My best tip for shopping Target clearance is to never assume the price tag is correct — always scan the item at one of the self scanners throughout the store. More often than not, I find that the discount is greater than what it’s tagged. (You’d be surprised at the number of items I’ve found at 70% off.) Let’s admit it, most people are lazy and assume the clearance tag is correct. That’s where going the extra mile (or, in this case, a few extra steps) really pays off. (Unfortunately, clearance prices vary by store — just because an item is 50% off, for example, at one location doesn’t mean it will be the same at the location a few miles away.)
There are many theories out there on the Internet about Target’s markdown schedule regarding the days of the week when certain departments get discounted. However, I’ve never found any of it to be true. There are too many factors that determine markdowns, including market area, unsold stock and manager discretion. As a result, it’s very tricky to narrow down an exact policy. (And, of course, Target is totally mum on the subject.)
From my shopping experience, what seems to be true is that Target increases the discount on unsold clearance merchandise every two weeks. (However, don’t assume the next markdown will go to the next percentage interval — say, from 30% to 50%. I have seen many instances where markdowns jump an interval, from 30% to 70%, as an example, for those items they need to get rid of quickly.)

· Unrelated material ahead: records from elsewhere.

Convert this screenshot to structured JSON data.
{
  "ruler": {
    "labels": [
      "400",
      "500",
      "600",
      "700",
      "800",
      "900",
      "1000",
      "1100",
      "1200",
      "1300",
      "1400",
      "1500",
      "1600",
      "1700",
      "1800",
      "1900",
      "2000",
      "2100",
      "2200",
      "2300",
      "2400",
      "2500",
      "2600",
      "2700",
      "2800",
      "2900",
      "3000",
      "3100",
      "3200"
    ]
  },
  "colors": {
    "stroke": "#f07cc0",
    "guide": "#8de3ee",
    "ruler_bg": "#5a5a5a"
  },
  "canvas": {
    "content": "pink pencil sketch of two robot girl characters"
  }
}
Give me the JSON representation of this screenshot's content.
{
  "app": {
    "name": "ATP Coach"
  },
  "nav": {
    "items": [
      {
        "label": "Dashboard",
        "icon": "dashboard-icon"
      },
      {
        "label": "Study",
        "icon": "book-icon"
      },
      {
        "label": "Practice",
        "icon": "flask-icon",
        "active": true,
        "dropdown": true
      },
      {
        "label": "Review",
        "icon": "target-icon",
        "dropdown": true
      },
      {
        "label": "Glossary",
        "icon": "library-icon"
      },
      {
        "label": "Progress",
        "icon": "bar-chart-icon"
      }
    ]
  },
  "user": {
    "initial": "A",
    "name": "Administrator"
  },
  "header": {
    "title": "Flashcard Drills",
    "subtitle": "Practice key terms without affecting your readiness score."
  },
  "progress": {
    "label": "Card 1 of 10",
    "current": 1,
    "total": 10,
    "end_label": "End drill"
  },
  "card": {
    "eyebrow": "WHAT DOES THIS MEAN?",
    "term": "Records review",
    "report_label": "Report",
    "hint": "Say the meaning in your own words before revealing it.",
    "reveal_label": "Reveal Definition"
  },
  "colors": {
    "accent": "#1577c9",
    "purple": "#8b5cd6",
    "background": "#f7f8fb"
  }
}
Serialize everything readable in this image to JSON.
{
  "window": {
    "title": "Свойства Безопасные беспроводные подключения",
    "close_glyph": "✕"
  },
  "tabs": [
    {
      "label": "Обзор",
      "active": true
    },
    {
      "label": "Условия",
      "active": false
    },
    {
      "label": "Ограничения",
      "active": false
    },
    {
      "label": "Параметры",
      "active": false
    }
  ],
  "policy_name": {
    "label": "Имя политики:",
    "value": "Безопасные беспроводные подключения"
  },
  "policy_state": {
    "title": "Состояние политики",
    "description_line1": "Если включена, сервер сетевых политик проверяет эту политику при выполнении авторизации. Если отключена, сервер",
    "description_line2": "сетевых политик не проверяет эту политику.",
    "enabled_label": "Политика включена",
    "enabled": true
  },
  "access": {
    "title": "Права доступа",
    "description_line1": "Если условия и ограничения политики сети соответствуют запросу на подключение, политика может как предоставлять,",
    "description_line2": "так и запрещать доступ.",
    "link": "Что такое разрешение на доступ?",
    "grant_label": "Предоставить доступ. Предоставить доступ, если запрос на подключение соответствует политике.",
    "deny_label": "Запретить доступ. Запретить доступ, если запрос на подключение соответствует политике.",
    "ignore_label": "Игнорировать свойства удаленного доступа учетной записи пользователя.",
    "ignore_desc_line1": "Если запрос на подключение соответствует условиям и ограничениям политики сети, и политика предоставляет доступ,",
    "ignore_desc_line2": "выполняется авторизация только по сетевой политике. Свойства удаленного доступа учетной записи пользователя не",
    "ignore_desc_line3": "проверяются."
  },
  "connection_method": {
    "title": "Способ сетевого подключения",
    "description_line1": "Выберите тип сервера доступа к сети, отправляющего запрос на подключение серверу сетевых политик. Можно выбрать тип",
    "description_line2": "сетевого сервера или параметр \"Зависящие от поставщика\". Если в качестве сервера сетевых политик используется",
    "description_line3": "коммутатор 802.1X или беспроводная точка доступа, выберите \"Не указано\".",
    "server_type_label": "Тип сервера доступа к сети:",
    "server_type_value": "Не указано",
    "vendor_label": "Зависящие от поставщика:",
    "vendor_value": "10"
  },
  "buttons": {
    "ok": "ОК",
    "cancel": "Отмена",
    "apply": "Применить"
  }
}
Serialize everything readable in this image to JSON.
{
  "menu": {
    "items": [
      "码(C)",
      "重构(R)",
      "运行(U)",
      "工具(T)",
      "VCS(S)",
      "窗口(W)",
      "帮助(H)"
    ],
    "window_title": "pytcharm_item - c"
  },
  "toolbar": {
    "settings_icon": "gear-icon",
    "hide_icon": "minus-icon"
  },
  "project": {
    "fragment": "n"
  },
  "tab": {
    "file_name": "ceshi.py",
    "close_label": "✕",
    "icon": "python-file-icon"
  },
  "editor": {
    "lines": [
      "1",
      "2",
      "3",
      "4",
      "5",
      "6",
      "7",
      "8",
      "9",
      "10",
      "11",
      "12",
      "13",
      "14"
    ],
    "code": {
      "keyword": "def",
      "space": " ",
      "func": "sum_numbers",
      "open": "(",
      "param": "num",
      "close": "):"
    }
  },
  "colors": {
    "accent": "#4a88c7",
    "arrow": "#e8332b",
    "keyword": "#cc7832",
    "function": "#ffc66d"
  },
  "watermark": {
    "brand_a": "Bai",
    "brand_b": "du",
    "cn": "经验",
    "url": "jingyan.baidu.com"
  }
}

If you’re a “clearance hawk” and watching a big-ticket item closely, I suggest going back every 7 to 10 days to check, if it’s been marked down again. (I don’t think it’s worth the time and energy to keep checking on small items, unless I happen to be in the store.) It’s a bit of a gamble, as other smart shoppers may be watching the same item. You just have to know your budget and what you’re willing to pay bottom line.
From my knowledge, if a clearance item goes unsold, it’s salvaged and headed to the local Goodwill. However, I’ve noticed that many of the items cost more at Goodwill than its lowest price on the Target shelf.
Finally, bargain hunters all know this tip — you can use manufacturer’s coupons on top of clearance prices for maximum savings. When you combine 70% off with a coupon, you can often get items at bottom-of-the-barrel prices. I have bought so many grooming and grocery items for under 50¢ each at Target, thanks to “double-dipping.” (I had to stop my clearance runs for awhile because I was running out of space for all of my bargains!)
Have you ever found a great clearance deal at Target?
I look forward to our next chat. And, remember, there’s always a deal, you just need to look for it. :-)